Flipkart’s First Angel Investor Turns Rs. 10 Lakh Investment Into Rs. 130 Crore After Walmart Deal

The vast majority of angel investments don’t work out, but ones that do sure end up working out quite well.

Ashish Gupta, who was the first angel investor in Flipkart, will have turned an initial investment of Rs. 10 lakh into a staggering Rs. 130 crore after Flipkart was acquired by Walmart this week, reports Hindustan Times. Gupta had written a cheque for Rs. 10 lakh for Sachin and Binny Bansal when they were raising their first round from Accel Partners in 2008. Ten years later, the investment has earned him a 130000% return, which translates into an astonishing annual return of 104% over the entire period.

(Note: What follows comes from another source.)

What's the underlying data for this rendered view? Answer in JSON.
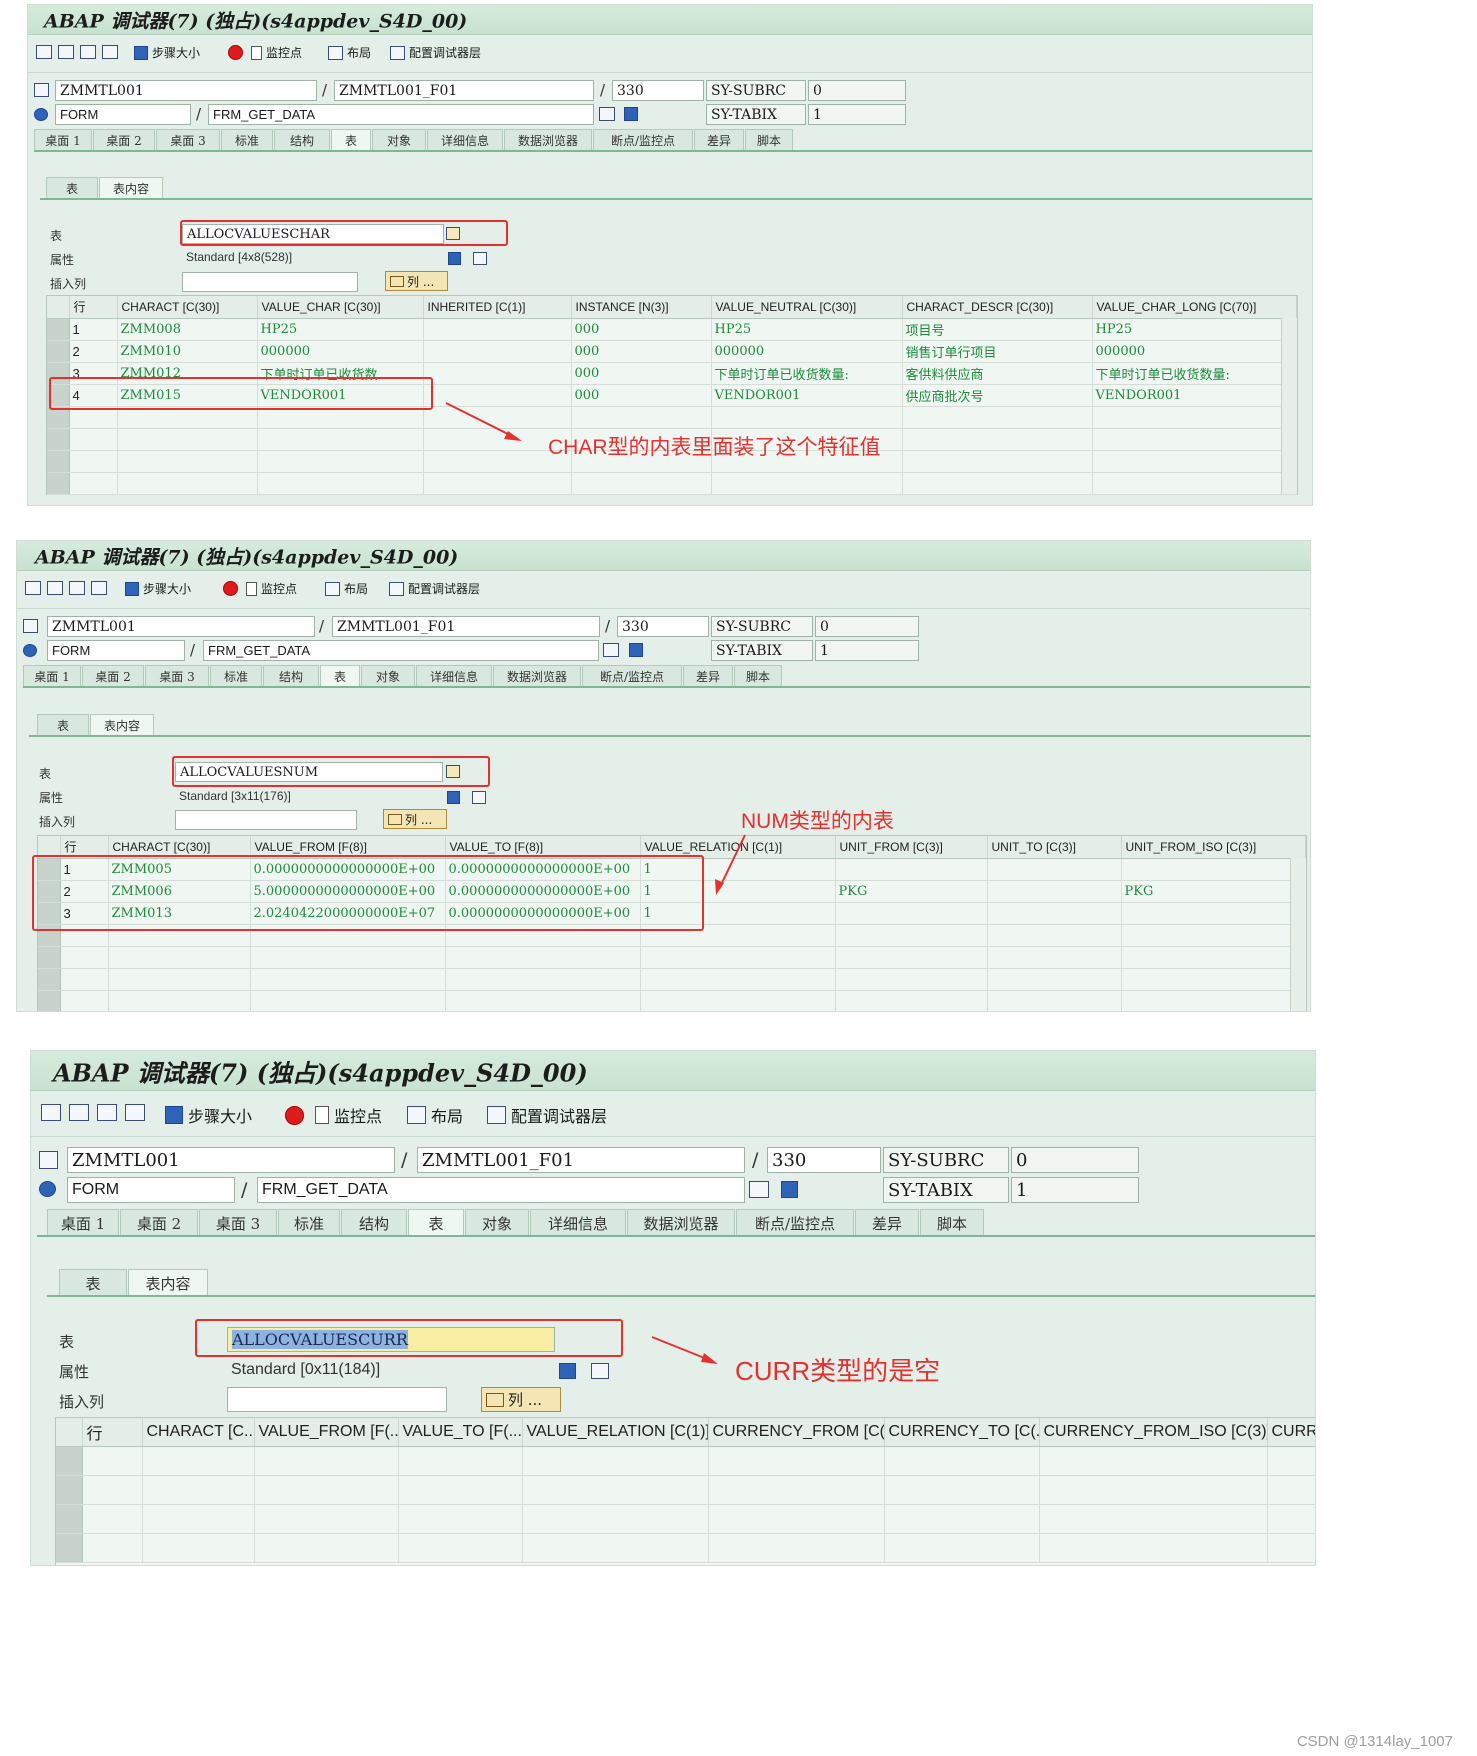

pjimage (24)

More amazingly, this isn’t the first time Gupta has hit gold with a startup investment. He’s reported to have made $50 million (Rs. 300 crore) from an early investment in Mu Sigma. He was also an investor in MakeMyTrip, and cashed in on his returns with the company’s IPO in 2010. Gupta had also invested in cloud computing platform Minjar which was bought by Nutanix this year, Merittrac, which was bought by Manipal in 2016, and IT services firm Daksh, which was acquired by IBM in 2004.

Gupta’s golden touch with tech investing probably has something to do with the fact that he’s a successful entrepreneur himself — he’s one of the co-founders of Junglee, which had been acquired by Amazon for $240 million in 1998. Gupta, before becoming one of the most prominent members of the first wave of Indian entrepreneurs, was an academic, having completed a PhD from Stanford. He’d graduated with a degree in Computer Science from IIT Kanpur before moving to the US.

And while Gupta clearly appears to have been the biggest beneficiary of Flipkart’s mega deal, other Flipkart investors haven’t done too badly either. Tiger Global has achieved a 3x return, turning the $1 billion it had invested into $3 billion; Naspers, another early investor, managed an average annual return of 32% as it turned a $616 million investment into $2.2 billion, and Softbank, in just six months, managed to sell its $2.5 billion stake for $4 billion. But none of these returns compare to those of Gupta’s, and probably with good reason — he’d backed Sachin and Binny Bansal when they’d been running an online bookstore out of a 2BHK in Koramangala. Now when they’re a $20 billion dollar giant, he’ll sit back and reap the rewards for placing his faith in a couple of young entrepreneurs from India who were trying to build their dream.